The answer must consist of every line below that holds the word "server".
============================================================
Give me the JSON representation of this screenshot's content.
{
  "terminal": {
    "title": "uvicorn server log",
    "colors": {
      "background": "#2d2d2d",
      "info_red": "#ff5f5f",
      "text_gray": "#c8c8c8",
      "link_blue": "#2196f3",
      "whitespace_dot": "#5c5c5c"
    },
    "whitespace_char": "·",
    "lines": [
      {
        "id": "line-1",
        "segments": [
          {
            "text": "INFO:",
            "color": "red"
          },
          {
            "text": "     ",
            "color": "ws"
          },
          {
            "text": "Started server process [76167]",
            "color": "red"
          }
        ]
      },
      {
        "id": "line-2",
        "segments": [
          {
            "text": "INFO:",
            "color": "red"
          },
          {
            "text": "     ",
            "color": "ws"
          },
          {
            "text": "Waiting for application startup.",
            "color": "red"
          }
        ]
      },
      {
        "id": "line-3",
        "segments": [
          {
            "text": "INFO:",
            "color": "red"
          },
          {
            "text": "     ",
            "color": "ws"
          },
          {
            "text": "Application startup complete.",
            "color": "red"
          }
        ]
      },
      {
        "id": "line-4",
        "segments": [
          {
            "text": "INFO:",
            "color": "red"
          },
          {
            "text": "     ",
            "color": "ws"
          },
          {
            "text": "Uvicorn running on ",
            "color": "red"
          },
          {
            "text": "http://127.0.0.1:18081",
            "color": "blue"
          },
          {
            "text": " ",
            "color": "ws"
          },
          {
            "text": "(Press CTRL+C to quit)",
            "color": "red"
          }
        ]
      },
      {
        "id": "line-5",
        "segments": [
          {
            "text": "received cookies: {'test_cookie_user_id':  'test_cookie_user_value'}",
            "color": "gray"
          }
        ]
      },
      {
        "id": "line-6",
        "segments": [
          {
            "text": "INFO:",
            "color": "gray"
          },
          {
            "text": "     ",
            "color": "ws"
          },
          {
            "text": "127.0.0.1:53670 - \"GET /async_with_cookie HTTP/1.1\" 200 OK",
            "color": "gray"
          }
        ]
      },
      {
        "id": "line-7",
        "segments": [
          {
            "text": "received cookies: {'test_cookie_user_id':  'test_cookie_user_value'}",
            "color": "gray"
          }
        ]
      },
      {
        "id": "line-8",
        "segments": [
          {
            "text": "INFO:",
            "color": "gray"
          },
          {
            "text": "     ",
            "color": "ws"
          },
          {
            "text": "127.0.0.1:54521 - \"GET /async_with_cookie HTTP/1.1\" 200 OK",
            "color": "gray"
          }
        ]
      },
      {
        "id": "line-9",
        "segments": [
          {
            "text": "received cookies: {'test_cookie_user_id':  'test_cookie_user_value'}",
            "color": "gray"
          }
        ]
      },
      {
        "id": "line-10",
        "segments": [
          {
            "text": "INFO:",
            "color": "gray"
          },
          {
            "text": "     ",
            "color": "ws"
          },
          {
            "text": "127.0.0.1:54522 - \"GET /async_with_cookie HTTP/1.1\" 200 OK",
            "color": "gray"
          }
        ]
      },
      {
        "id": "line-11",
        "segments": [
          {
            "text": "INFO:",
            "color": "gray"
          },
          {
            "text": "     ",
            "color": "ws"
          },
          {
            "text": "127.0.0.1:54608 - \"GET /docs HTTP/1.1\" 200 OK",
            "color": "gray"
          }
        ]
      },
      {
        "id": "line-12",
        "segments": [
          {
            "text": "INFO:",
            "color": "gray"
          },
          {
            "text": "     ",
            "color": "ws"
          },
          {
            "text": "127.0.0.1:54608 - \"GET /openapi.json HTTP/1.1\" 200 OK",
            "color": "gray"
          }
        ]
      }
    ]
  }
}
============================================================
#### THE ANSWER
    "title": "uvicorn server log",
            "text": "Started server process [76167]",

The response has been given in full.